http://developer.netscape.com/docs/manuals/communicator/plugin/index.htm

 

Netscape Client Development:

http://developer.netscape.com/viewsource/naru_plugins/naru_plugins.html

 

 

 

Development

            To write a Netscape plug-in in WIN32 environment:

1.      Download and decompress the Netscape Plug-ins SDK

2.      Install compatible compiler (such as Microsoft Visual C++) and open a new project for DLL applications. Project name must begin with NP and set MFC to “Static Link”.

3.      Add to project the files that are included in the Netscape Plug-ins SDK. The Most important files are “wintemp.c” and “npwin.cpp”.

4.      Determine a new MIME type to be used and the corresponding file extension.

5.      Open the resource file (.rc) with a text editor to include the newly defined MIME type.

6.      In project settings, use “select Precompiled Headers from Category list” and set to “Automatic Use of Precompiled Headers.

7.      Edit the project (mostly in “wintemp.c” and “npwin.cpp”) to include any addition functions for reading the object, or modifications to any existing functions.

8.      Compile the project to obtain the DLL file.

 

Additional Modules

            Other than the main program for the plug-in, I’ve also write three other modules.

1.      Sender

Originally designed to be a Netscape macro. It allows the user to compose a message, send the identifier and the decryption key to the server, and compose the corresponding HTML file and message file.

The message file will be an embedded object in the HTML file, in order to send the message, simply attaches both files to an outgoing email.

Usage:

Simply fill out the “Message Body” field and click on the “Make HTML” button. The “Email” and “Subject” fields are optional and will simply provide more information to the mail recipient. Multiple messages may be composed at a time. After finished with writing the mail, simply click on the “Close” button to quit the program. At this time of the development stage, all the created HTML files will be saved to the directory: “c:\910test”.

Future Development:

1.      Remote login capabilities

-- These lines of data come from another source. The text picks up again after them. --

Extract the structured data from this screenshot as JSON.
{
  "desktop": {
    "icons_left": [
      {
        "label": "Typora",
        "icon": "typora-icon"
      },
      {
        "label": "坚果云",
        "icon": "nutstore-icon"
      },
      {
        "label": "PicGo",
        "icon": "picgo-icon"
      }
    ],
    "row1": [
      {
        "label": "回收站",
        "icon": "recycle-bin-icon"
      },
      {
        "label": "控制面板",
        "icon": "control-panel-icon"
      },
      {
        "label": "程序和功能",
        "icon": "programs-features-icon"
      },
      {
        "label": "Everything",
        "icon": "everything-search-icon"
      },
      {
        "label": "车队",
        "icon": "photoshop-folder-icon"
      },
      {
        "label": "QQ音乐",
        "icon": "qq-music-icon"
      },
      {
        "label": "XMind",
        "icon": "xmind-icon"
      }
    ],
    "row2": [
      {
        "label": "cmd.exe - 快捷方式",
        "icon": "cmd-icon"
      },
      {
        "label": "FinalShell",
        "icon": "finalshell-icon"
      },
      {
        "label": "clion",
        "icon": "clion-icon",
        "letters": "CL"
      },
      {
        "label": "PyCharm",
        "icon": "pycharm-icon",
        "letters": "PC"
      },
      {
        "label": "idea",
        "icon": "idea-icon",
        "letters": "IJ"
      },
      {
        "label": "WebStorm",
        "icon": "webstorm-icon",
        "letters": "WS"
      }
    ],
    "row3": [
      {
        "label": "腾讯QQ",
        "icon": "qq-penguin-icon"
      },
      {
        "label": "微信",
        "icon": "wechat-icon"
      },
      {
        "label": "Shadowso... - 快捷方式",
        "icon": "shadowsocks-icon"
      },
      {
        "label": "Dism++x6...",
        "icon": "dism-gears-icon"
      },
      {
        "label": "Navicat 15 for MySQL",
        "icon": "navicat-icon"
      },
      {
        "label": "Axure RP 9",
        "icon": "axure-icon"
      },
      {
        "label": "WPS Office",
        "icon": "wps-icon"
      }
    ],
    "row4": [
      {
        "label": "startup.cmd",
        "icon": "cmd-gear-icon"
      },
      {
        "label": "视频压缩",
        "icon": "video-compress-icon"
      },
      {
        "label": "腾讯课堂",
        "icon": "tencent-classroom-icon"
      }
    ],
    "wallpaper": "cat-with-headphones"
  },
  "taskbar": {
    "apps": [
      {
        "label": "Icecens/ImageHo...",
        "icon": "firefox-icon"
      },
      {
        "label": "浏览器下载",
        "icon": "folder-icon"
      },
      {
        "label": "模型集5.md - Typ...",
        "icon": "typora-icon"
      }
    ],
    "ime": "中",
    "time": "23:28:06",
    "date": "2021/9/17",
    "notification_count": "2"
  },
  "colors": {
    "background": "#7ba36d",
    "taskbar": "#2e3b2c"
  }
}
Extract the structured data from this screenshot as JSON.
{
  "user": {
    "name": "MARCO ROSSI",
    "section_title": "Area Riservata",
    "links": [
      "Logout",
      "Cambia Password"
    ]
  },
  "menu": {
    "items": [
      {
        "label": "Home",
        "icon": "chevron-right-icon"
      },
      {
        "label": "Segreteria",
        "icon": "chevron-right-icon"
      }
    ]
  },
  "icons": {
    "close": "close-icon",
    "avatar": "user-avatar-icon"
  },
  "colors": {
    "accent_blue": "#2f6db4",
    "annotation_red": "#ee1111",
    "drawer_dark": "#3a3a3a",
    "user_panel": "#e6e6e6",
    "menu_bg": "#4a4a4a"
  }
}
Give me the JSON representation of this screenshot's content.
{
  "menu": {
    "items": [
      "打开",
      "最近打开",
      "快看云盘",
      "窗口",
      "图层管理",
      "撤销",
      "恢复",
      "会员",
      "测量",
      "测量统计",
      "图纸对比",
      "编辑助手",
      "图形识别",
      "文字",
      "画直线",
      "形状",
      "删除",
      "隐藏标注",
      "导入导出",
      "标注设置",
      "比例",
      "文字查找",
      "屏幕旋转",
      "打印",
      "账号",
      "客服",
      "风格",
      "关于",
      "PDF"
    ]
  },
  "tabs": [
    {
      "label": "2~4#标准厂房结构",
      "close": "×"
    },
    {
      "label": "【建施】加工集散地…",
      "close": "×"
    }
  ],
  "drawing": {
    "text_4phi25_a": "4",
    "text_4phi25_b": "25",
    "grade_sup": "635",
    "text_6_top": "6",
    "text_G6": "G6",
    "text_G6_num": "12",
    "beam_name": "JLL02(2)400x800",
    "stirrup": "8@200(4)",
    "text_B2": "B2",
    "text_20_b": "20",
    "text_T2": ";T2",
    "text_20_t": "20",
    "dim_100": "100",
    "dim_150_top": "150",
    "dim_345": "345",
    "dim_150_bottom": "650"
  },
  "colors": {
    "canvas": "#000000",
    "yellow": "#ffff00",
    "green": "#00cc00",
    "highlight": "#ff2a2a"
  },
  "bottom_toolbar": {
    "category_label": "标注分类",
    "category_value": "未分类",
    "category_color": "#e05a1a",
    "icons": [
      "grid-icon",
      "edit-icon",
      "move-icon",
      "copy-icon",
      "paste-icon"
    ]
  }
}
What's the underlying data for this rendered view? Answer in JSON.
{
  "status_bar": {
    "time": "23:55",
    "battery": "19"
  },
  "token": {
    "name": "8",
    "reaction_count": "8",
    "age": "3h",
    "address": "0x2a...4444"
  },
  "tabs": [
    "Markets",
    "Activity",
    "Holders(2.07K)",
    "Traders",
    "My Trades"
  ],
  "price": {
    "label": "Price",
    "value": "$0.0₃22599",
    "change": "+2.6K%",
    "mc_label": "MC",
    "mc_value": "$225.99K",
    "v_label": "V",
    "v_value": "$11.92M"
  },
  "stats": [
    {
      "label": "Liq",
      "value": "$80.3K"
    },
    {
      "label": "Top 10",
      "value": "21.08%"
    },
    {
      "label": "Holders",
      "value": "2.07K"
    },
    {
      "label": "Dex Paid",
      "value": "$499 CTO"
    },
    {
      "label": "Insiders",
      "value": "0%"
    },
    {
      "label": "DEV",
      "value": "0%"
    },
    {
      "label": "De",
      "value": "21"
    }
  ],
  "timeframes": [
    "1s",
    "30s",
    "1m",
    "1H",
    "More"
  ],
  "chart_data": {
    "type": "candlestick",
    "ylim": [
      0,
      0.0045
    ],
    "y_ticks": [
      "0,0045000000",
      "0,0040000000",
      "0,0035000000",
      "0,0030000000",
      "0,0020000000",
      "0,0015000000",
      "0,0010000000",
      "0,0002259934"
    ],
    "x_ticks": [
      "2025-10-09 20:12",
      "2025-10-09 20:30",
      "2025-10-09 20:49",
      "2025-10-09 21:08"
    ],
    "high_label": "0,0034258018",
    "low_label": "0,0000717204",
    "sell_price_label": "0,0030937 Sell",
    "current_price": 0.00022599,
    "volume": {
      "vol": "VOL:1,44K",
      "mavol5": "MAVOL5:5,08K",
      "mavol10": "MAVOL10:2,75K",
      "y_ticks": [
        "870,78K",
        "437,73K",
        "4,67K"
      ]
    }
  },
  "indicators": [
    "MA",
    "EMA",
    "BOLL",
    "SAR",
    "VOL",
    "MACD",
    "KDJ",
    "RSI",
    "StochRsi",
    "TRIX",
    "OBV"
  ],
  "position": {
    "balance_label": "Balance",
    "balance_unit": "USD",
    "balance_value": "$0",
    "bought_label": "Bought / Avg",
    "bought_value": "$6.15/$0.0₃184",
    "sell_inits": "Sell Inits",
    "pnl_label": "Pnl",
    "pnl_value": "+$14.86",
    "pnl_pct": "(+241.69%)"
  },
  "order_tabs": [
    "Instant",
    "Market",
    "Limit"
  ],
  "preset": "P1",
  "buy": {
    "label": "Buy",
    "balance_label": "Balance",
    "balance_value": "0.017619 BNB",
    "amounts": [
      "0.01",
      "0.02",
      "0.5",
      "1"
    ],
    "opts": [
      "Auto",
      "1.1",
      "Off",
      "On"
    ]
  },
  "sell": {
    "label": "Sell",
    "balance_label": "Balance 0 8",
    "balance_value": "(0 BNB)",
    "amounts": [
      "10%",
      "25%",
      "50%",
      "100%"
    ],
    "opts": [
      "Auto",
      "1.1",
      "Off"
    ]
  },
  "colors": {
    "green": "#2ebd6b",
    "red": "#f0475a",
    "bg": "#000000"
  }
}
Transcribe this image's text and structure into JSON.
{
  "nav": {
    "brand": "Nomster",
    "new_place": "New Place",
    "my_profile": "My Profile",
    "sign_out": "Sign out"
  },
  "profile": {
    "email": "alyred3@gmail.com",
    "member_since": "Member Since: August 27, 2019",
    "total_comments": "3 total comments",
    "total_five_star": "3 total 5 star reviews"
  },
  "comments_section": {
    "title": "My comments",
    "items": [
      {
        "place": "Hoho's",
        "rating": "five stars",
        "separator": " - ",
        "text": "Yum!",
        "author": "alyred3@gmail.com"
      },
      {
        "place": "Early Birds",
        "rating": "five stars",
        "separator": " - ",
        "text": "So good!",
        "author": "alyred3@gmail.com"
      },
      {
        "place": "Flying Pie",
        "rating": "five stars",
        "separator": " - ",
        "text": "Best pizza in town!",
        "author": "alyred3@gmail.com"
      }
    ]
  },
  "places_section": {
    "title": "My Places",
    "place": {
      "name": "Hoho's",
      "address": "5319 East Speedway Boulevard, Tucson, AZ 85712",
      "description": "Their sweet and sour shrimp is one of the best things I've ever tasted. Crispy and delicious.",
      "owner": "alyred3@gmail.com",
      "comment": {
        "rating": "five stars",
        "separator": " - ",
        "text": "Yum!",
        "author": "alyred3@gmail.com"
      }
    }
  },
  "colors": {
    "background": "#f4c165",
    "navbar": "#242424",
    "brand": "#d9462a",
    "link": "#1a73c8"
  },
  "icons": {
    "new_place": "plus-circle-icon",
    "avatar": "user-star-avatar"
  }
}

2.      Message path assignment

3.      Encryption strength options

2.      Admin

Admin allows the editing of key database, including the capabilities to alter and delete keys. At this moment, the Admin program must be run on the message server.

Usage:

Simply type in the unique message identifier and click on the “Kill” button. The corresponding email decryption key will be deleted from the key database. Upon finishing, simply click on the “Close” button to quite the program.

Future Development:

1.      Remote login capabilities

2.      Database “clean-up”

3.      Searching capabilities by email and subject

3.      Server

Monitor incoming messages and return corresponding replies. The server must be run on the mail and key server – in most case it should be your home computer. It will handle messages from Sender, in which it will update the local key database, and messages from the Netscape plug-in, in which it will search for and return the message decryption key according to the unique message identifier. At the moment, the message key database is stored in an ASCII text file (data.key) located at “c:\910test”.

 

Difficulties

            The most difficult part of this project is that it has only little or no resources and references. Most of the time when you get stuck on one-part, you usually will be stuck forever. There are a few user groups that will give you some pointers, but it far too insufficient. Most of the time spent on the project was on such researching. Also, since the plug-in is developed for Netscape Navigator and will be compiled to be a direct link library, we will not be able to easily use the debugger to trace the progress of the program. The outcomes of the plug-in are purely based on assumptions, experience, and faith. In that case if anything is wrong with the program, the developer will often have to go through the entire project line by line to have figure out what exactly is wrong.

 

Conclusion

            I have learned a great deal about how plug-ins work and how to create them. However, the challenging part is to apply the plug-in with other programs and application, not the programming of the plug-in itself. In order to get everything to work together, we have to make sure that everything is compatible with each other, which is not as easy as it looks.